Curator talk: Marín Björt Valtýsdóttir (Iceland)
My first experience with curating was back in high school, setting up our graduation art exhibition. We were many and had very different backgrounds, so it was quite a task putting up the show. However, we did work and the outcome was better than we had hoped fore! As for further curating for my behalf, there haven’t been many opportunities. Curating is not a part of our program in the arts department of University of Iceland, the classes that teach the subject are small classes and fill up quickly so it is difficult to get in them, so going abroad is the only option to become a professional curator. But since we do know what curating is and we are curious about it a student gallery was opened fall of 2011. The gallery, which is called Artíma Gallerí, is giving us opportunity to try out curating and finding other people that are interested in the subject of curating and running a gallery.
What is the artistic field of your curatorial practice?
Usually I deal with 2d artworks like paintings or drawings. It was interesting when we decided to include one of Hekla Björt Helgadóttir’s pieces, which consisted of a lamp, broken plates and a stone heart, in the 3rd show of Artíma Gallerí. Once we started planning, it turned out that the piece would work better as an installation using the afforded space in the gallery in a different way than we first envisioned.
Is there a difference in curating different field of arts, etc. paintings, videos, interactive works or a piece of net art?
In retrospect it didn’t seem to matter much to me in which form or medium the artworks were but of course sooner or later practical matters will need to be addressed. In an ideal situation, the curator takes away the burden from the artist, of matching the artworks to an audience in a meaningful way. In reality this often results in a very close collaboration between the curator and the artist, which can be slightly less glamorous. Hammering nails into the wall or holding the ladder while attaching support strings.
From Artíma #3, work by Hekla Björt Helgasóttir, curated by Marín Björt Valtýsdóttir. Photos/Konsthopp
What kind of qualities do you think a curator should have?
Curating is a broad field of work, and every show is different. I think the artist makes the biggest difference in putting up an exhibition and how fluently it goes. When the collaboration between the artist and the curator is good, magic can happen.
A good curator sees the needs of the artist and the exhibition and does what it takes to combine it in to an interesting exhibition. Flexibility and diplomacy is important, as are social and communication skills since a big part of putting up an exhibition is working with other people and finding common grounds to work from. A curator is also a facilitator, concerning herself with practical matters.

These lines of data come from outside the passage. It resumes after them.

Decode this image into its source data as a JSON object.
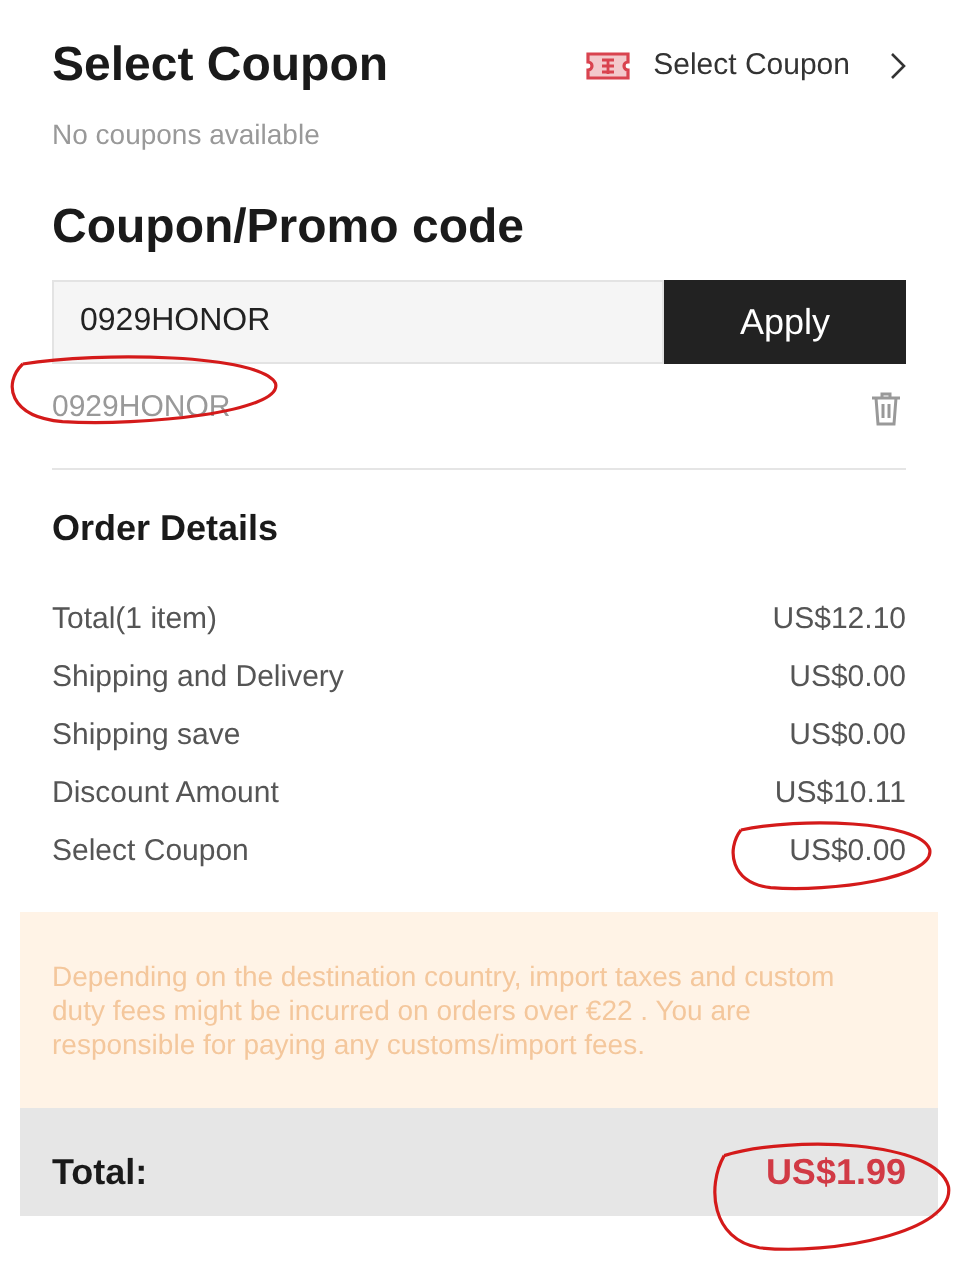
{
  "coupon_section": {
    "title": "Select Coupon",
    "link_label": "Select Coupon",
    "subtitle": "No coupons available"
  },
  "promo": {
    "title": "Coupon/Promo code",
    "value": "0929HONOR",
    "button": "Apply",
    "applied_code": "0929HONOR"
  },
  "order_details": {
    "title": "Order Details",
    "rows": [
      {
        "label": "Total(1 item)",
        "value": "US$12.10"
      },
      {
        "label": "Shipping and Delivery",
        "value": "US$0.00"
      },
      {
        "label": "Shipping save",
        "value": "US$0.00"
      },
      {
        "label": "Discount Amount",
        "value": "US$10.11"
      },
      {
        "label": "Select Coupon",
        "value": "US$0.00"
      }
    ]
  },
  "notice": "Depending on the destination country, import taxes and custom duty fees might be incurred on orders over €22 . You are responsible for paying any customs/import fees.",
  "total": {
    "label": "Total:",
    "value": "US$1.99"
  }
}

Do you think that new and digital media used in contemporary art has brought new aspects to arts and curating? Yes or no, explain why?
Digital media is very fascinating because it can be very vivid and alive. Due to my young age I cannot say much about the effects it has had on curating since digital media used as an art form is older than I am. What I can tell is that digital media and interactive works are becoming more and more popular in the museum world so the medium is marking its place in the ‘traditional’ art world.
In times of “You Tube” and the Internet, do you think a curator is still needed?
I don’t see the Internet as having much effect on curating, as in making curating unnecessary. Museums and galleries are becoming more and more popular each year and new art fairs seem to be popping up all over the world, so the demand for a curator, if anything, is higher than ever. Youtube creates an abundance of information; years worth of video are uploaded daily on Youtube alone. My partner pointed out to me that curating is engaged in actively by the online community. People have created channels or blogs with little or no original content, consisting of other people’s artworks both collecting and connecting them, cross media.
What are your curatorial plans for the future? What are your personal wishes, hopes and perspectives in curating?
Curating is a very interesting field of work, it offers you an exciting environment to work in, where you get to know artists and their work in a close and remarkable way. I hope to do more curating in the future since I find it an enjoyable experience. If I were to further my studies in curating, I would have to go abroad and at the moment I have no plans, I would be lying though to say that I haven’t looked into it.
What is the future of professional curating from your point of view?
Curating is a profession that seems to be on the rise. With more and more museums bursting up and art fairs existing in every country I think the field of curating is going to bloom in the coming years.
From Artíma #3, work by Hekla Björt Helgasóttir, curated by Marín Björt Valtýsdóttir. Photo/Konsthopp